╭─ EXTRACTED DATA

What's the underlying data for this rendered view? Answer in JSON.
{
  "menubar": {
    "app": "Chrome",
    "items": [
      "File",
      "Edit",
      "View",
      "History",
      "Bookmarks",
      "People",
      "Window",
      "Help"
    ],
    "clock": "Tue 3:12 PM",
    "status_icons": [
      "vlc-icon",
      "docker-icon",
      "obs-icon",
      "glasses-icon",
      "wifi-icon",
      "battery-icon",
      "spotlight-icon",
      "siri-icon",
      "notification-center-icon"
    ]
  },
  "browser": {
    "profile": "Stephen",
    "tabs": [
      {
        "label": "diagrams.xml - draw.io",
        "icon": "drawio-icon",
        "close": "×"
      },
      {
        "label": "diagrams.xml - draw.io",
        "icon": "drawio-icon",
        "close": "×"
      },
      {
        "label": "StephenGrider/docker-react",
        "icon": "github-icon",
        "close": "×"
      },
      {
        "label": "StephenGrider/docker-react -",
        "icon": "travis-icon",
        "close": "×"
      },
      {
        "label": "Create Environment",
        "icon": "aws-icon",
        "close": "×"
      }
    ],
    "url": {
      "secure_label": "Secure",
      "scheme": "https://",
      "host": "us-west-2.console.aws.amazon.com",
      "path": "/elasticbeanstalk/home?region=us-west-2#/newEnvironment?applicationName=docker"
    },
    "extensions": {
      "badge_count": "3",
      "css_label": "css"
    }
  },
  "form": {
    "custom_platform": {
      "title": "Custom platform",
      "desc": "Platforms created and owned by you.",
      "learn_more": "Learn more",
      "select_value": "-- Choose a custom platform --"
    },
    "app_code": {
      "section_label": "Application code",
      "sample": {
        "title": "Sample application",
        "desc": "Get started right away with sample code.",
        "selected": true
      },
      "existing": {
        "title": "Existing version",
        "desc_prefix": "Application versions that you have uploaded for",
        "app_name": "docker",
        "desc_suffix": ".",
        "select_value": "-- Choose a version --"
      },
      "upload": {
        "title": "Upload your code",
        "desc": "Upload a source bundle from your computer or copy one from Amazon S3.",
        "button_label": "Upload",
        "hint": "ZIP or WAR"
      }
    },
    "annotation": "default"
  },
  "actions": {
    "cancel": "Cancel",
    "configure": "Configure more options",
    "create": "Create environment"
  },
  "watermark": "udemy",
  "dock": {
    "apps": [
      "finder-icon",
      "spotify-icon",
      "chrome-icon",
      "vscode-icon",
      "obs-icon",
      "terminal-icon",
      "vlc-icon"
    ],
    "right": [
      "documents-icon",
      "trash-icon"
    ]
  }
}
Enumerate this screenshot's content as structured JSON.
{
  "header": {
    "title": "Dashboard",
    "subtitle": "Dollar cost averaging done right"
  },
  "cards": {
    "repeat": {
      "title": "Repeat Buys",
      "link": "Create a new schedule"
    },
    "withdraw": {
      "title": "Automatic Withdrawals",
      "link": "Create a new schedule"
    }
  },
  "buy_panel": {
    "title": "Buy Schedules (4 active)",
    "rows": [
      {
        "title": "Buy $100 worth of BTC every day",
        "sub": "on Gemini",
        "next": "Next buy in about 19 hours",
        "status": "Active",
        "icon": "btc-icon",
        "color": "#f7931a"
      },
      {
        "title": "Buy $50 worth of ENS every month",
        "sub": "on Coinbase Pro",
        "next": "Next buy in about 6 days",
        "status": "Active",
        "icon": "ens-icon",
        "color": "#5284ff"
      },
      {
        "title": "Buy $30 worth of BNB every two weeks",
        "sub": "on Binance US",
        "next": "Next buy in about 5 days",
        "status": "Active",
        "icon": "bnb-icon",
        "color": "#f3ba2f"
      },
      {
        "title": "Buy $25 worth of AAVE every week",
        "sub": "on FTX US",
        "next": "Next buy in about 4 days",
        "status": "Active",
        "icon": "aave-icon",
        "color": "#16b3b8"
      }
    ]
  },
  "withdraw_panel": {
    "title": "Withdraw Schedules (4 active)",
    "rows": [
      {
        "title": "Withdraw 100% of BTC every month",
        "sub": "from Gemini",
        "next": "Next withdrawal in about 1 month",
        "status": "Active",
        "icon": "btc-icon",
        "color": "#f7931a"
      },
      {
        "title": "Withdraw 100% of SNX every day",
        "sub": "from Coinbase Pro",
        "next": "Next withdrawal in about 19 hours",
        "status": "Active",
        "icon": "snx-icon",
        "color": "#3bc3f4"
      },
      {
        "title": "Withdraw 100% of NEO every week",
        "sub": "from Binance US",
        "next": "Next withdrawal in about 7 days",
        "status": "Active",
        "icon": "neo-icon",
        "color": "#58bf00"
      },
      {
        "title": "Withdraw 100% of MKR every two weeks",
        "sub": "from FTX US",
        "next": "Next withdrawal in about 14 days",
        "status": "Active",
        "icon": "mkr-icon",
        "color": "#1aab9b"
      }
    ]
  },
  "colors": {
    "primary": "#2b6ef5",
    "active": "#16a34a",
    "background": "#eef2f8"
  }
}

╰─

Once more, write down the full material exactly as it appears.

◆ ANSWER TO THE PROBLEM ◆
What's the underlying data for this rendered view? Answer in JSON.
{
  "menubar": {
    "app": "Chrome",
    "items": [
      "File",
      "Edit",
      "View",
      "History",
      "Bookmarks",
      "People",
      "Window",
      "Help"
    ],
    "clock": "Tue 3:12 PM",
    "status_icons": [
      "vlc-icon",
      "docker-icon",
      "obs-icon",
      "glasses-icon",
      "wifi-icon",
      "battery-icon",
      "spotlight-icon",
      "siri-icon",
      "notification-center-icon"
    ]
  },
  "browser": {
    "profile": "Stephen",
    "tabs": [
      {
        "label": "diagrams.xml - draw.io",
        "icon": "drawio-icon",
        "close": "×"
      },
      {
        "label": "diagrams.xml - draw.io",
        "icon": "drawio-icon",
        "close": "×"
      },
      {
        "label": "StephenGrider/docker-react",
        "icon": "github-icon",
        "close": "×"
      },
      {
        "label": "StephenGrider/docker-react -",
        "icon": "travis-icon",
        "close": "×"
      },
      {
        "label": "Create Environment",
        "icon": "aws-icon",
        "close": "×"
      }
    ],
    "url": {
      "secure_label": "Secure",
      "scheme": "https://",
      "host": "us-west-2.console.aws.amazon.com",
      "path": "/elasticbeanstalk/home?region=us-west-2#/newEnvironment?applicationName=docker"
    },
    "extensions": {
      "badge_count": "3",
      "css_label": "css"
    }
  },
  "form": {
    "custom_platform": {
      "title": "Custom platform",
      "desc": "Platforms created and owned by you.",
      "learn_more": "Learn more",
      "select_value": "-- Choose a custom platform --"
    },
    "app_code": {
      "section_label": "Application code",
      "sample": {
        "title": "Sample application",
        "desc": "Get started right away with sample code.",
        "selected": true
      },
      "existing": {
        "title": "Existing version",
        "desc_prefix": "Application versions that you have uploaded for",
        "app_name": "docker",
        "desc_suffix": ".",
        "select_value": "-- Choose a version --"
      },
      "upload": {
        "title": "Upload your code",
        "desc": "Upload a source bundle from your computer or copy one from Amazon S3.",
        "button_label": "Upload",
        "hint": "ZIP or WAR"
      }
    },
    "annotation": "default"
  },
  "actions": {
    "cancel": "Cancel",
    "configure": "Configure more options",
    "create": "Create environment"
  },
  "watermark": "udemy",
  "dock": {
    "apps": [
      "finder-icon",
      "spotify-icon",
      "chrome-icon",
      "vscode-icon",
      "obs-icon",
      "terminal-icon",
      "vlc-icon"
    ],
    "right": [
      "documents-icon",
      "trash-icon"
    ]
  }
}
Enumerate this screenshot's content as structured JSON.
{
  "header": {
    "title": "Dashboard",
    "subtitle": "Dollar cost averaging done right"
  },
  "cards": {
    "repeat": {
      "title": "Repeat Buys",
      "link": "Create a new schedule"
    },
    "withdraw": {
      "title": "Automatic Withdrawals",
      "link": "Create a new schedule"
    }
  },
  "buy_panel": {
    "title": "Buy Schedules (4 active)",
    "rows": [
      {
        "title": "Buy $100 worth of BTC every day",
        "sub": "on Gemini",
        "next": "Next buy in about 19 hours",
        "status": "Active",
        "icon": "btc-icon",
        "color": "#f7931a"
      },
      {
        "title": "Buy $50 worth of ENS every month",
        "sub": "on Coinbase Pro",
        "next": "Next buy in about 6 days",
        "status": "Active",
        "icon": "ens-icon",
        "color": "#5284ff"
      },
      {
        "title": "Buy $30 worth of BNB every two weeks",
        "sub": "on Binance US",
        "next": "Next buy in about 5 days",
        "status": "Active",
        "icon": "bnb-icon",
        "color": "#f3ba2f"
      },
      {
        "title": "Buy $25 worth of AAVE every week",
        "sub": "on FTX US",
        "next": "Next buy in about 4 days",
        "status": "Active",
        "icon": "aave-icon",
        "color": "#16b3b8"
      }
    ]
  },
  "withdraw_panel": {
    "title": "Withdraw Schedules (4 active)",
    "rows": [
      {
        "title": "Withdraw 100% of BTC every month",
        "sub": "from Gemini",
        "next": "Next withdrawal in about 1 month",
        "status": "Active",
        "icon": "btc-icon",
        "color": "#f7931a"
      },
      {
        "title": "Withdraw 100% of SNX every day",
        "sub": "from Coinbase Pro",
        "next": "Next withdrawal in about 19 hours",
        "status": "Active",
        "icon": "snx-icon",
        "color": "#3bc3f4"
      },
      {
        "title": "Withdraw 100% of NEO every week",
        "sub": "from Binance US",
        "next": "Next withdrawal in about 7 days",
        "status": "Active",
        "icon": "neo-icon",
        "color": "#58bf00"
      },
      {
        "title": "Withdraw 100% of MKR every two weeks",
        "sub": "from FTX US",
        "next": "Next withdrawal in about 14 days",
        "status": "Active",
        "icon": "mkr-icon",
        "color": "#1aab9b"
      }
    ]
  },
  "colors": {
    "primary": "#2b6ef5",
    "active": "#16a34a",
    "background": "#eef2f8"
  }
}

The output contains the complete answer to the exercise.